Warren Buffett's annual festival for Berkshire's shareholders is an extraordinary example for the rest of the corporate world
04-May-2015 •Dhirendra Kumar
The annual 'Woodstock for Capitalists' was just concluded in the city of Omaha in Nebraska, USA. That's the name given to the annual shareholders' meet (AGM in Indian parlance) of Berkshire Hathway, the holding company of the conglomerate headed by Warren Buffett, who took over Berkshire 50 years ago.
This meet is unlike anything that Indian investors are used to. In a hall next to the one where the actual meeting is going on, there's a massive shopping event put up by companies that are part of the group. There are discounts aplenty, as well as special products. Heinz has commemorative ketchup and mustard with Buffett's and his deputy Charlie Munger's caricatures on them and Fruit of the Loom has t-shirts with the slogan 'The Next Warren Buffett'. Can you imagine anything like that in an Indian AGM? The closest thing I've heard of is one where bhujia packets were distributed and there was a bhujia trader outside offering to buy back the packets at a discount.
To be fair, it's not just Indian AGMs that don't match up to Berkshire. This festive AGM is unique in the world--at least among large companies. What is truly unique about Berkshire's show is the transparency. Buffett's and Munger's willingness to face nasty questions in public. A couple of years ago, Buffett invited Douglas Kass, a hedge fund manager known to be hostile to him to ask questions, This year, channeling the audience's questions as well as asking his own was renowned financial journalist and writer Andrew Ross Sorkin.
And Sorkin didn't hold back either--there were a lot of sharp questions about Buffett's age, succession issues, pressure from activist investors, and the poor performance of Berkshire companies like Netjets. This sounds utterly amazing to us, since Indian companies go to extraordinary lengths to avoid any questioning.

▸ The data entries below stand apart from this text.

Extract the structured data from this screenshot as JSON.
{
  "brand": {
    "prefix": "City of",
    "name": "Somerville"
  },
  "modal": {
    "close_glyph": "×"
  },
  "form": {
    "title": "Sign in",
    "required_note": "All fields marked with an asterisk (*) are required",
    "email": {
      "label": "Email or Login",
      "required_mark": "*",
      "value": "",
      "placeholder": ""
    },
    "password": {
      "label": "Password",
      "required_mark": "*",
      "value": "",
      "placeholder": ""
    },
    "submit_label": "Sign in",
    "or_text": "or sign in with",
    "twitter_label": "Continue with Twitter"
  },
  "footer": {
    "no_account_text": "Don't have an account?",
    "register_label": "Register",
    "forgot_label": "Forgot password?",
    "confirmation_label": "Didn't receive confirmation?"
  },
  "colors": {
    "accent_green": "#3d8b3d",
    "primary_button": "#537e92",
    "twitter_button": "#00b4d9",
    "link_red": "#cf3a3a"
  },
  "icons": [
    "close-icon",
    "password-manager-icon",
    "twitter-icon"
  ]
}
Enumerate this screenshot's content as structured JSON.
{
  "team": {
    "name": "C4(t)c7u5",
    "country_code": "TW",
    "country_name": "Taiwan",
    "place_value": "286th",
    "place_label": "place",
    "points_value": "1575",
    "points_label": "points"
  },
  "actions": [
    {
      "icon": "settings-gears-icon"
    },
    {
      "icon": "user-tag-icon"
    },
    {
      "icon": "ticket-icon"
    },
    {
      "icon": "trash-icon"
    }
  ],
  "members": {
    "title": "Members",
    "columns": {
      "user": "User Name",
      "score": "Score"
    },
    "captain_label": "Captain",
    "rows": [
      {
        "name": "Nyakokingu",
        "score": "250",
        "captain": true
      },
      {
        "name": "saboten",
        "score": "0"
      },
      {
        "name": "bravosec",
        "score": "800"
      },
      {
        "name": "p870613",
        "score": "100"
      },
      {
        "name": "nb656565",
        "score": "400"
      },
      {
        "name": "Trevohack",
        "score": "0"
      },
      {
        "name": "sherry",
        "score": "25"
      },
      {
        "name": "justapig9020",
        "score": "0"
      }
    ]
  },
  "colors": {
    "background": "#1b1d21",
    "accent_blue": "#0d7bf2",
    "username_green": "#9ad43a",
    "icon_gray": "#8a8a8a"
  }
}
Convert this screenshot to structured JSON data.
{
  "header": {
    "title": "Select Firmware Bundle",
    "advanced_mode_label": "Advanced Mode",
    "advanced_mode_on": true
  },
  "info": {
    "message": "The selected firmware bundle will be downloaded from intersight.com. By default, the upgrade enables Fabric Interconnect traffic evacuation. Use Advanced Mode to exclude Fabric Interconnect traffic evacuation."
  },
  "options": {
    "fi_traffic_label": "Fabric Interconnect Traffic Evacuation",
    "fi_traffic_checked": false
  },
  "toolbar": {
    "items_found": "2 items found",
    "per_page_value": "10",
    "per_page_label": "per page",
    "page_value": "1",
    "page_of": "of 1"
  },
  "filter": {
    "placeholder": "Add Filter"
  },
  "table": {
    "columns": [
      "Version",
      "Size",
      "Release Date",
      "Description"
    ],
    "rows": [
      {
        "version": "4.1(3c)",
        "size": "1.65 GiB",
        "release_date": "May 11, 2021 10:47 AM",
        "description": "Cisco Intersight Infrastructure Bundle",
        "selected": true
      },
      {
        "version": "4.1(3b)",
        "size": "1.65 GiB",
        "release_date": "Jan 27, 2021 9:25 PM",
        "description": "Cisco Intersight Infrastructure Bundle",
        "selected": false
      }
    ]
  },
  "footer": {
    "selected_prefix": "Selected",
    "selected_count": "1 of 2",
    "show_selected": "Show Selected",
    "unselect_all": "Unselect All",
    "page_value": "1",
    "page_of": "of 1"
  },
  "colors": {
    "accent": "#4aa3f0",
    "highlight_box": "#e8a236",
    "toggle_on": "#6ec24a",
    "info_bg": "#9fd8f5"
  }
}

All in all, this festive AGM is a great window to how things would be if corporate managements were open, fair and transparent, and didn't feel the need to run away from shareholders.